----- TASK INPUT
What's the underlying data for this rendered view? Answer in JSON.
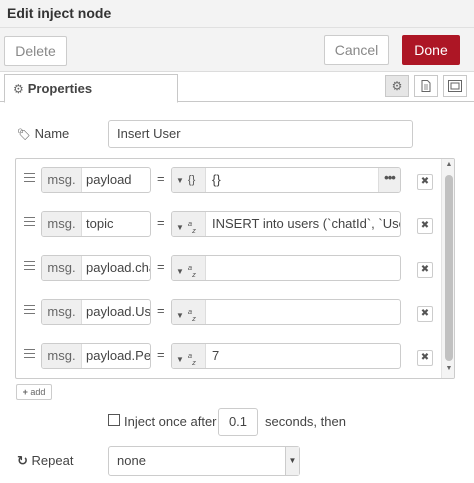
{
  "window": {
    "title": "Edit inject node"
  },
  "toolbar": {
    "delete_label": "Delete",
    "cancel_label": "Cancel",
    "done_label": "Done"
  },
  "tabs": {
    "properties_label": "Properties"
  },
  "name_field": {
    "label": "Name",
    "value": "Insert User"
  },
  "rows": [
    {
      "prefix": "msg.",
      "prop": "payload",
      "eq": "=",
      "type": "{}",
      "value": "{}"
    },
    {
      "prefix": "msg.",
      "prop": "topic",
      "eq": "=",
      "type_a": "a",
      "type_z": "z",
      "value": "INSERT into users (`chatId`, `UserN"
    },
    {
      "prefix": "msg.",
      "prop": "payload.chat",
      "eq": "=",
      "type_a": "a",
      "type_z": "z",
      "value": ""
    },
    {
      "prefix": "msg.",
      "prop": "payload.Use",
      "eq": "=",
      "type_a": "a",
      "type_z": "z",
      "value": ""
    },
    {
      "prefix": "msg.",
      "prop": "payload.Perr",
      "eq": "=",
      "type_a": "a",
      "type_z": "z",
      "value": "7"
    }
  ],
  "add_button": {
    "label": "add"
  },
  "inject_once": {
    "label": "Inject once after",
    "delay": "0.1",
    "suffix": "seconds, then"
  },
  "repeat": {
    "label": "Repeat",
    "selected": "none"
  }
}
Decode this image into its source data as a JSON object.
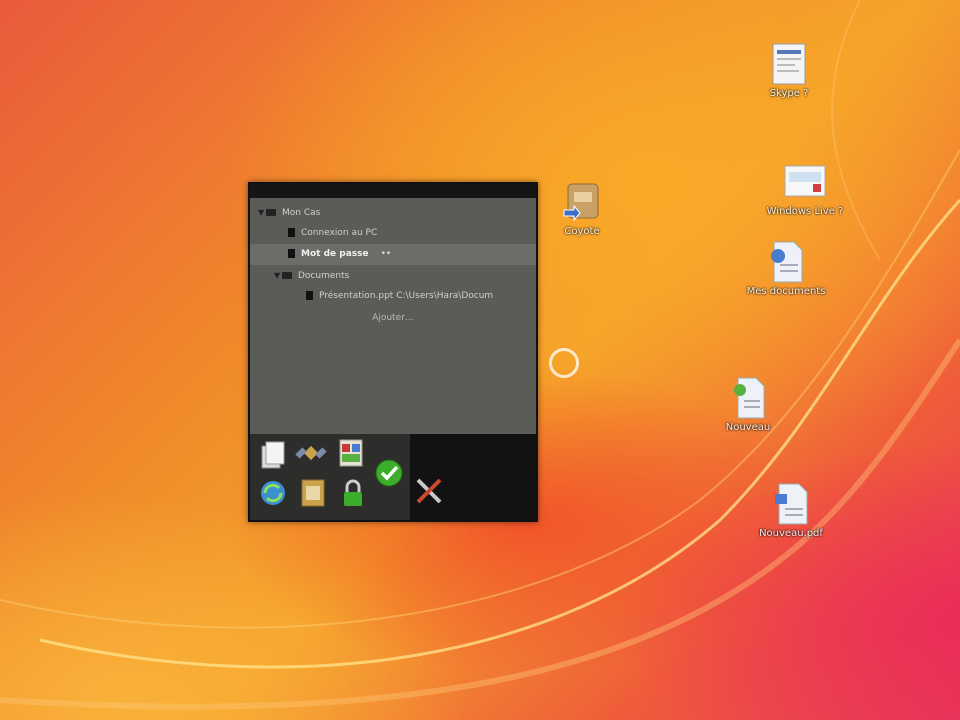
{
  "desktop": {
    "icons": [
      {
        "label": "Skype ?",
        "icon": "document-icon"
      },
      {
        "label": "Windows Live ?",
        "icon": "image-file-icon"
      },
      {
        "label": "Mes documents",
        "icon": "word-document-icon"
      },
      {
        "label": "Nouveau",
        "icon": "text-file-icon"
      },
      {
        "label": "Nouveau.pdf",
        "icon": "file-icon"
      },
      {
        "label": "Coyote",
        "icon": "shortcut-app-icon"
      }
    ]
  },
  "widget": {
    "tree": [
      {
        "type": "folder",
        "label": "Mon Cas"
      },
      {
        "type": "item",
        "label": "Connexion au PC"
      },
      {
        "type": "item",
        "label": "Mot de passe",
        "extra": "••",
        "selected": true
      },
      {
        "type": "folder",
        "label": "Documents"
      },
      {
        "type": "item",
        "label": "Présentation.ppt    C:\\Users\\Hara\\Docum"
      }
    ],
    "add_label": "Ajouter…",
    "toolbar": [
      "new-page-icon",
      "satellite-icon",
      "blocked-list-icon",
      "sync-icon",
      "database-icon",
      "lock-icon",
      "check-icon",
      "settings-tools-icon"
    ]
  },
  "colors": {
    "widget_bg": "#5a5c58",
    "toolbar_bg": "#121212",
    "accent_green": "#3dae2b"
  }
}
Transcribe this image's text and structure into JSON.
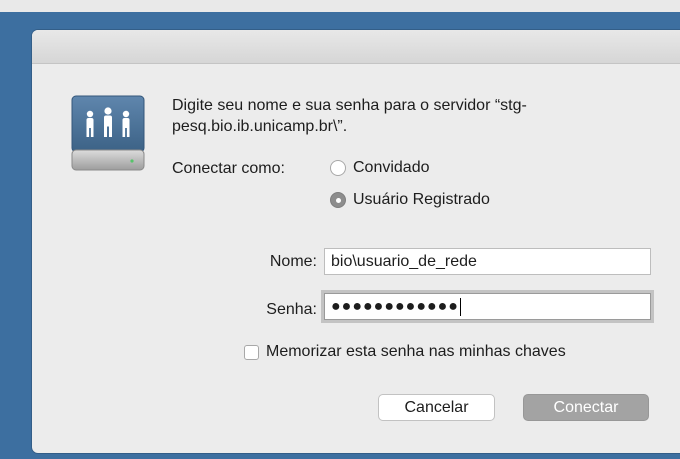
{
  "dialog": {
    "message": "Digite seu nome e sua senha para o servidor “stg-pesq.bio.ib.unicamp.br\\”.",
    "icon": "network-server-icon",
    "connect_as_label": "Conectar como:",
    "options": {
      "guest": "Convidado",
      "registered": "Usuário Registrado"
    },
    "selected_option": "Usuário Registrado",
    "name_label": "Nome:",
    "name_value": "bio\\usuario_de_rede",
    "password_label": "Senha:",
    "password_masked": "●●●●●●●●●●●●",
    "remember_label": "Memorizar esta senha nas minhas chaves",
    "remember_checked": false,
    "cancel_label": "Cancelar",
    "connect_label": "Conectar"
  },
  "colors": {
    "background": "#3d6fa0",
    "dialog": "#ececec",
    "primary_button": "#a3a3a3"
  }
}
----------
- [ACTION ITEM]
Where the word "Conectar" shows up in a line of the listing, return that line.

- [SOLVED EXERCISE]
    "connect_as_label": "Conectar como:",
    "connect_label": "Conectar"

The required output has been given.